__ABOUT THIS TASK__: Search the data for the word "chevron" and copy every line that contains it.

BEGIN DATA SUPPLIED

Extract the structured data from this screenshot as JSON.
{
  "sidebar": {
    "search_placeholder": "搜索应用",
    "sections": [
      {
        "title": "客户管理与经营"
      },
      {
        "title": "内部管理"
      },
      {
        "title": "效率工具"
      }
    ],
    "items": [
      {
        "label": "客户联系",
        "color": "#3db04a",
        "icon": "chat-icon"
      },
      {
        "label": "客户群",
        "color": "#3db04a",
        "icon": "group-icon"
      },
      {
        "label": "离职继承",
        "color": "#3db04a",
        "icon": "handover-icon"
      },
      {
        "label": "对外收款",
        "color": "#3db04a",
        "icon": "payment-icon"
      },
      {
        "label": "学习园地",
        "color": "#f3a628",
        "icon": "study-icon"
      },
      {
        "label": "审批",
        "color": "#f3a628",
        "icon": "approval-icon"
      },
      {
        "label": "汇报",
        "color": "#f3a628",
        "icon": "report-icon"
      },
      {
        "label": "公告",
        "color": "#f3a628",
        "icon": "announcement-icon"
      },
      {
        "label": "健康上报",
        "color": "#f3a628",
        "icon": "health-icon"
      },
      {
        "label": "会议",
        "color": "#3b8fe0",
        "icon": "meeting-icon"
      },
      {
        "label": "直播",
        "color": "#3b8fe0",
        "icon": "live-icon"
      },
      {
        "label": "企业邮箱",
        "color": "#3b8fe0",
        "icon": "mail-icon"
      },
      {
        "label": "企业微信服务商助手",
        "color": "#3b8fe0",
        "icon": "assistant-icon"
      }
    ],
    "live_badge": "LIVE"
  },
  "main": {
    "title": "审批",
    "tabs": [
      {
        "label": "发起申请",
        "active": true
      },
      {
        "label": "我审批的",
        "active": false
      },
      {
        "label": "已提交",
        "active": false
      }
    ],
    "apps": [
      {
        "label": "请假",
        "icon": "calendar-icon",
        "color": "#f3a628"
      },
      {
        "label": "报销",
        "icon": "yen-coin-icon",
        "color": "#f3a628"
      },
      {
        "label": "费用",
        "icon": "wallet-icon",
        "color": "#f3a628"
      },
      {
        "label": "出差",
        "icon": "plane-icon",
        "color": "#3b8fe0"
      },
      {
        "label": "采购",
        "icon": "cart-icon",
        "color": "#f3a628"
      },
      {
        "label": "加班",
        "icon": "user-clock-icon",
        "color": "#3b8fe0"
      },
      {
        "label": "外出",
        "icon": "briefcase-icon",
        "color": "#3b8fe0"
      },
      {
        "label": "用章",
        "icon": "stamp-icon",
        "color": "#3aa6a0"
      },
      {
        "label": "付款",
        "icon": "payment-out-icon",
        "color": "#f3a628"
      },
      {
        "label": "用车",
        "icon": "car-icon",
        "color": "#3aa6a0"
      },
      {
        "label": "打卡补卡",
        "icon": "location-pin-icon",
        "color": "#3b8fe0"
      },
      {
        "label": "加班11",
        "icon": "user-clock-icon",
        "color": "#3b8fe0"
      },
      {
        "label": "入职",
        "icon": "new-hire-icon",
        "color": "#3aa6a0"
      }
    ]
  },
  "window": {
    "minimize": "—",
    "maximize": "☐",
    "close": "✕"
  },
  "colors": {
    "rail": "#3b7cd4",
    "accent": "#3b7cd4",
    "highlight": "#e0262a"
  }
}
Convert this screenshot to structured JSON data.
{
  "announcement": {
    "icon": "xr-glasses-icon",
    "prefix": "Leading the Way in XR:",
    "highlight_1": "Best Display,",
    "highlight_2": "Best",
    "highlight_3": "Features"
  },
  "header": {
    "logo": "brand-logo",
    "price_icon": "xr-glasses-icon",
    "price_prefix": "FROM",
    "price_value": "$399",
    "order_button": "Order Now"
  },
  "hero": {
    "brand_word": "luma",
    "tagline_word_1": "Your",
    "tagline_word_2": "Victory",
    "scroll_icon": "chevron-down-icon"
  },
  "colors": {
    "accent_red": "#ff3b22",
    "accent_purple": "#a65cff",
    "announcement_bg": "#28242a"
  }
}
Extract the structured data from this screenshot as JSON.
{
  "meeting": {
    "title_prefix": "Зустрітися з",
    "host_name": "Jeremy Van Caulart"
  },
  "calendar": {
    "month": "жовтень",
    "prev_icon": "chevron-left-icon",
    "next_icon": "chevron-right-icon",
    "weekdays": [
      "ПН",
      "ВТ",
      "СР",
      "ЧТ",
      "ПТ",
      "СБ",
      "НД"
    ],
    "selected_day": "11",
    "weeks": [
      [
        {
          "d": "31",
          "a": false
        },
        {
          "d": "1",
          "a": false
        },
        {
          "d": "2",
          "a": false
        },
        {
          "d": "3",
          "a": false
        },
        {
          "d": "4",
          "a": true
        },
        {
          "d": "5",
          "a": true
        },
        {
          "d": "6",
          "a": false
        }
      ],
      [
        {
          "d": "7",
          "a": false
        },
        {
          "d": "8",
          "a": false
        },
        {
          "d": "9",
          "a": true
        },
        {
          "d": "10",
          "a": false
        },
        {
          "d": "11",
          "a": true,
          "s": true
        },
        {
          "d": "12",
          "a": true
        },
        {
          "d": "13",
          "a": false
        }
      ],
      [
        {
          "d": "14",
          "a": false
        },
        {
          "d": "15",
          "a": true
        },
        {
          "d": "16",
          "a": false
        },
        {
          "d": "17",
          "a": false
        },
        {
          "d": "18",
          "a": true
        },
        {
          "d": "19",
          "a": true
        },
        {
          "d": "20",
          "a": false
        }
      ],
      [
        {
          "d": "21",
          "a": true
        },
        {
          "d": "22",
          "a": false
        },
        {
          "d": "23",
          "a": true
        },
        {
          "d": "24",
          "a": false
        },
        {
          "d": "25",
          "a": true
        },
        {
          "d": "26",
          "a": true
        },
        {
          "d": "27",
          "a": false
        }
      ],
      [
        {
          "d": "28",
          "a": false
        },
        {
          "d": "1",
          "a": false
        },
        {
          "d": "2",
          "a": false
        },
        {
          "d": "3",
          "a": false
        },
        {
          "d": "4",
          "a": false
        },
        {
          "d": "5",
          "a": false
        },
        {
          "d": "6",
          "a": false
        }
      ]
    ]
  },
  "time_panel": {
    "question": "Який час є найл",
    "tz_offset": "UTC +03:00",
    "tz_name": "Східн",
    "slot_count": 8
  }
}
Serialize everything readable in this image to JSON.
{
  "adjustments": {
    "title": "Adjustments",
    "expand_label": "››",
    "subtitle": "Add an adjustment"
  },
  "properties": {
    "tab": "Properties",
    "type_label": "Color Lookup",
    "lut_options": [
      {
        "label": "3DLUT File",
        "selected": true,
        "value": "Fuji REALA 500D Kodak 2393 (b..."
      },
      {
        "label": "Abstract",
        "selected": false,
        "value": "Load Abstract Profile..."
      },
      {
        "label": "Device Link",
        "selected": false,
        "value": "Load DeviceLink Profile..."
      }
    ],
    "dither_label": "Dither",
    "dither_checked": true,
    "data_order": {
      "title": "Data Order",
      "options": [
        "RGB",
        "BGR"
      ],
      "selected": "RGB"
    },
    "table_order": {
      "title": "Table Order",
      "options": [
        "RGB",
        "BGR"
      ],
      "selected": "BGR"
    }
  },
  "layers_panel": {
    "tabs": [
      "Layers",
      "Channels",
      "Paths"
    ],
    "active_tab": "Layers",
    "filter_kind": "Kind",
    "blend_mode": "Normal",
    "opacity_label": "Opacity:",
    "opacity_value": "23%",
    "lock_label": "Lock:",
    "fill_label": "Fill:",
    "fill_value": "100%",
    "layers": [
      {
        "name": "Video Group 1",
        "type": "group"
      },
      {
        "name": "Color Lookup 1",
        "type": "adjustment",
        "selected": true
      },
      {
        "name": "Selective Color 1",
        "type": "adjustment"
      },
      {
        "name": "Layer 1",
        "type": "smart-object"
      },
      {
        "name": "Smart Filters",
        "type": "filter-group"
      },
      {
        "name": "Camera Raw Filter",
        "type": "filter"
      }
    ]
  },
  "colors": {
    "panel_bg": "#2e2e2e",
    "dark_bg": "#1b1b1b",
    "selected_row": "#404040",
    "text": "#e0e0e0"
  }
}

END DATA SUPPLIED

__RESULT__:
    "scroll_icon": "chevron-down-icon"
    "prev_icon": "chevron-left-icon",
    "next_icon": "chevron-right-icon",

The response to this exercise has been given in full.